Cal women's basketball takes on rival Stanford, last year's Pac-10 conference champion (Saturday, Feb. 23, 1 p.m. Haas Pavilion). The Cal-Stanford game is always highly anticipated and this year's match-up will be more so, since the Bears beat the Cardinal last season at Stanford for the first time since 2000-01 and have not beat Stanford at home since the 1992-93 season.
Enjoy a special celebration of herbs and flowers at an afternoon tea party for adults and children of all ages, "Valentine's Day High Tea for Kids" (Sunday, Feb. 10, 2 p.m., Botanical Garden).
Take a trip in the fast lane at "SPEED!", a new exhibit at the Lawrence Hall of Science about high performance and barrier-smashing motion. This colorful celebration of movement translates the thrills and challenges of going fast and faster into 20 hands-on activities to demonstrate the science and technology of record setting speed. (Daily, Feb. 9-May 11, Lawrence Hall of Science).

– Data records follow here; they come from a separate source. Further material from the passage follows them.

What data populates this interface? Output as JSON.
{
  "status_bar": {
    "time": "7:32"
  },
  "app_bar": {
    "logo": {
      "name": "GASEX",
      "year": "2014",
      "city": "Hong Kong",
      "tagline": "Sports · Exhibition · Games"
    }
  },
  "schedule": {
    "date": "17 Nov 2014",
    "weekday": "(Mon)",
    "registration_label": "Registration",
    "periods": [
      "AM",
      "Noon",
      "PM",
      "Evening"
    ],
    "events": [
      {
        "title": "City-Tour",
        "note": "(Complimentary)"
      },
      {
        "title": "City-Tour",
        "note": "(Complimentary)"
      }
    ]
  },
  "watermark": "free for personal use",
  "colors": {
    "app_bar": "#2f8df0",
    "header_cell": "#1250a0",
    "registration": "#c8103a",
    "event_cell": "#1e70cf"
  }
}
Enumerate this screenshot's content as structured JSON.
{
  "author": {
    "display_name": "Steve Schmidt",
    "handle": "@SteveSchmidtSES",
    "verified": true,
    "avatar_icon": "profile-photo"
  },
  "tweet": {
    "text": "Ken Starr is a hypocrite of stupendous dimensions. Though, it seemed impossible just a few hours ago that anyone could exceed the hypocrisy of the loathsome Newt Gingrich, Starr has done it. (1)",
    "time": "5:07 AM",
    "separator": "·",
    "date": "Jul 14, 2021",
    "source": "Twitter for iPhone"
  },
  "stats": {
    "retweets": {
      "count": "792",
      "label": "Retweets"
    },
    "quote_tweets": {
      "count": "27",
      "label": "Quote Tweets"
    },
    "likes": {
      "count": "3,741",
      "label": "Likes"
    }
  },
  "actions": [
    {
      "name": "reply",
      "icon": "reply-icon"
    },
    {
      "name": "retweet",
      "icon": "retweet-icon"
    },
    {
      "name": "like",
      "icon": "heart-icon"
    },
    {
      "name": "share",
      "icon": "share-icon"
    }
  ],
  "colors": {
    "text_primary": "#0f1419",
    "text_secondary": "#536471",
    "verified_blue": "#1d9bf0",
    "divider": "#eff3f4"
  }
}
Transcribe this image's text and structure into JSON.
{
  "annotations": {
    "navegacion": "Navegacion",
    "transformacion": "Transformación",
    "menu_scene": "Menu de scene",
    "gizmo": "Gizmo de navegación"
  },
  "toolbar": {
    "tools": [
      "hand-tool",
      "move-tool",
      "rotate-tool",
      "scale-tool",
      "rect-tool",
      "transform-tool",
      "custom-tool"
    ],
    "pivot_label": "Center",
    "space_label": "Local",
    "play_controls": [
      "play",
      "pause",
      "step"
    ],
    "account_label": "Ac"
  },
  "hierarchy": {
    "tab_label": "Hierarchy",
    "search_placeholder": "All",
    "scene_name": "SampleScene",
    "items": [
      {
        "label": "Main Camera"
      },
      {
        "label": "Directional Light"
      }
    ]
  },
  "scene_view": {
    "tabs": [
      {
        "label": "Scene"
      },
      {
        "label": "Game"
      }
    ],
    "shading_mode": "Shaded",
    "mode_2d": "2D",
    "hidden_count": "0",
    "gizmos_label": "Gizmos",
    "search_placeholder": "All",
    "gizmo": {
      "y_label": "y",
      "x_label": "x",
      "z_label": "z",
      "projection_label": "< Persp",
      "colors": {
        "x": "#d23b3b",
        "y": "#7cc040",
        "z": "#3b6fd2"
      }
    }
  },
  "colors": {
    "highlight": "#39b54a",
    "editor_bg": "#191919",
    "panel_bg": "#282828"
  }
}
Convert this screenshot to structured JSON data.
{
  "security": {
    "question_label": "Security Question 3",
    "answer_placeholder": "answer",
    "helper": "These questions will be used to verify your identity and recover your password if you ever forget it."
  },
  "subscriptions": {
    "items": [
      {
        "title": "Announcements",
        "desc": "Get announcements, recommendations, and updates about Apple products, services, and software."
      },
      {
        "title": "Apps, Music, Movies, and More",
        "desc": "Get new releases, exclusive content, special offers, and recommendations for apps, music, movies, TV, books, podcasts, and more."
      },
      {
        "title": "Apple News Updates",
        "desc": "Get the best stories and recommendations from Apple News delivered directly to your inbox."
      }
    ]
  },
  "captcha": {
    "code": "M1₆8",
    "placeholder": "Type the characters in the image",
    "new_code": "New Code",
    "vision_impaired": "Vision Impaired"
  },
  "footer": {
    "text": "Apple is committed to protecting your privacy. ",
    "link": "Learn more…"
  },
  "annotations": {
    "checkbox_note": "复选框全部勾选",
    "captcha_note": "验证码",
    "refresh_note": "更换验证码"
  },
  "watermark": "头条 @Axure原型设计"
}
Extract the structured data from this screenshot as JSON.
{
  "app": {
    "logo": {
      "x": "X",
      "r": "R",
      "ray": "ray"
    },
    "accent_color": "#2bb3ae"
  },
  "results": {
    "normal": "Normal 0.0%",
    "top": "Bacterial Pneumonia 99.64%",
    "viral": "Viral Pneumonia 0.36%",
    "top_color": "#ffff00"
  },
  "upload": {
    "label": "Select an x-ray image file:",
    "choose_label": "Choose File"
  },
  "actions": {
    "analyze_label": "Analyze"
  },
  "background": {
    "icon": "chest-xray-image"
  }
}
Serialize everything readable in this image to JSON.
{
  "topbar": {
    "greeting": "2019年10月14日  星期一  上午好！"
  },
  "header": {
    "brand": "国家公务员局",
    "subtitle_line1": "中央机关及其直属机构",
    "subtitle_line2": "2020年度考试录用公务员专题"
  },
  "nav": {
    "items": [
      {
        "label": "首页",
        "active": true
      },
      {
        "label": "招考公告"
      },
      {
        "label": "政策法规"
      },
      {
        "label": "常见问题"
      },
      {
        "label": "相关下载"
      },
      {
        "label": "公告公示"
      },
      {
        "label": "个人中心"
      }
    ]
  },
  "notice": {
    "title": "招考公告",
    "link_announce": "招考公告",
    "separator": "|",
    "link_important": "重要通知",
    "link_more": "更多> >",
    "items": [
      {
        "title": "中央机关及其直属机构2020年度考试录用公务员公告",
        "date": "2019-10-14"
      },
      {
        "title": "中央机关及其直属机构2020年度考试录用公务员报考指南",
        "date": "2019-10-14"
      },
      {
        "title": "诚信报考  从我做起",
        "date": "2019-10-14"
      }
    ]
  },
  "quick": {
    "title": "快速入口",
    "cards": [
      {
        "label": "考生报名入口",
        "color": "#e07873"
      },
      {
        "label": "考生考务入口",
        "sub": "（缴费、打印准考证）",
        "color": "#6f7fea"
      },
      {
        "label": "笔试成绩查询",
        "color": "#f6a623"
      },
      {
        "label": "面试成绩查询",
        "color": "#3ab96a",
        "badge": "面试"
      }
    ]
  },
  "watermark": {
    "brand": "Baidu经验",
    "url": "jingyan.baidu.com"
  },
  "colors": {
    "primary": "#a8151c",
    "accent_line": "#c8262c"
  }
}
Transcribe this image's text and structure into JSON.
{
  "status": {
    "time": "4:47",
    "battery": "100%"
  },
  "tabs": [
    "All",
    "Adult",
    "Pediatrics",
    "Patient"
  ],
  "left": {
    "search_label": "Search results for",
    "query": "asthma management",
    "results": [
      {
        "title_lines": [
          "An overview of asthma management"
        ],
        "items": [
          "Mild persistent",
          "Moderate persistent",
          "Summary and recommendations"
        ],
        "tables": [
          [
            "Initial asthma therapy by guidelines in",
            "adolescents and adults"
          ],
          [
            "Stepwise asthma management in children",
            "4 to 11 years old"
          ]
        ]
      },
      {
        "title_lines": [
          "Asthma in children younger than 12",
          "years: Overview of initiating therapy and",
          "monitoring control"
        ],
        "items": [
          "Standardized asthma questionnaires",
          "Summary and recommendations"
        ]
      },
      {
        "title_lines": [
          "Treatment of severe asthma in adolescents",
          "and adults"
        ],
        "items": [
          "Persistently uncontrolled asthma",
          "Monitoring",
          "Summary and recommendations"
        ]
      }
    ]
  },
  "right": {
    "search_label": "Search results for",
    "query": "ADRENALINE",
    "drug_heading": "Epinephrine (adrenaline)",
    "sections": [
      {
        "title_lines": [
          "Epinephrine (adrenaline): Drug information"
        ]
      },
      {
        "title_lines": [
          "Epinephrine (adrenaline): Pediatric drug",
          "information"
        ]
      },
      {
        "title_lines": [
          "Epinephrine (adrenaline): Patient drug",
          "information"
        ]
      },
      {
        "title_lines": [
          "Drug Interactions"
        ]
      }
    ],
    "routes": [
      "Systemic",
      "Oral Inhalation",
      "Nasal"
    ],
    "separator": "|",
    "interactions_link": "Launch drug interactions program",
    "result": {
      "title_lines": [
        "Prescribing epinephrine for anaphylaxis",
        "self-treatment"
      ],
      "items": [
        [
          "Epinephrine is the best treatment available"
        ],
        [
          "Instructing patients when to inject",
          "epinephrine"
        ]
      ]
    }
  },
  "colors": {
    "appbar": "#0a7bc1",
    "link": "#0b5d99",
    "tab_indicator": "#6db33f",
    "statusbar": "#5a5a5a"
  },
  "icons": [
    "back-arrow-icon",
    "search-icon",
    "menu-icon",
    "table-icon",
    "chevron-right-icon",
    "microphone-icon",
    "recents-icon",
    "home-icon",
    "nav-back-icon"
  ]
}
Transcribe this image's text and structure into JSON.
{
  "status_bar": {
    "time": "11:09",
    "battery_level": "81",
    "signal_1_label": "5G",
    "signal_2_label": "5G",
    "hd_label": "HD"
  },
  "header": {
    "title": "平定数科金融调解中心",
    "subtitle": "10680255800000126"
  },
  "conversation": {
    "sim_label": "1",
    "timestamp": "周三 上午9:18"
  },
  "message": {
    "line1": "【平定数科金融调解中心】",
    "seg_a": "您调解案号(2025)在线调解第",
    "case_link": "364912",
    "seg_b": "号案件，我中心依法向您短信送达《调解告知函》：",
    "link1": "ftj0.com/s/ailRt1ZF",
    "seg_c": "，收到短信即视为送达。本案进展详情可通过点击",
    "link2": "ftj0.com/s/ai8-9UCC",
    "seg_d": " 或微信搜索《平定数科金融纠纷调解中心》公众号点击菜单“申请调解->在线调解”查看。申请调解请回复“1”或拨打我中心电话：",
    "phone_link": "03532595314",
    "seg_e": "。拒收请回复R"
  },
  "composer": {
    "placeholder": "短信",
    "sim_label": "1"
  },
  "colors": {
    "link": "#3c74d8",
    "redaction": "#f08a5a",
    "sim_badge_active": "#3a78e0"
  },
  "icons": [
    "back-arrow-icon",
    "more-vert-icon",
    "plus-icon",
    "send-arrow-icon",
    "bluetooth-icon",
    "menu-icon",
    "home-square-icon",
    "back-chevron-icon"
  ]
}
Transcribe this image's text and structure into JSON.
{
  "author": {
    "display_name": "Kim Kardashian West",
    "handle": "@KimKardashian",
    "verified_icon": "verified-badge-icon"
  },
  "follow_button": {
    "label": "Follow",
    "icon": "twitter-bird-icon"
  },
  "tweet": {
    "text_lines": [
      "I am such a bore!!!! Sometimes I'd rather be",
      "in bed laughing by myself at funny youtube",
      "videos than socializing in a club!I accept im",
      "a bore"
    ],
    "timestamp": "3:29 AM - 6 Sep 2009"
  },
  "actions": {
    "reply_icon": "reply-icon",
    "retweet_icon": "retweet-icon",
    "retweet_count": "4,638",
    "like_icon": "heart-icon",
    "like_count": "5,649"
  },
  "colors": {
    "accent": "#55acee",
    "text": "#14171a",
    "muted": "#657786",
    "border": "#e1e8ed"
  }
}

The public is invited to view the Feb. 20 total lunar eclipse from the plaza of the Lawrence Hall of Science. Telescopes will be set up and amateur astronomers will be on hand to answer questions and assist other viewers. The moon will be totally eclipsed at 7:01 p.m. Totality will end at 7:51 p.m. (Wednesday, Feb. 20, 6 p.m., Lawrence Hall of Science).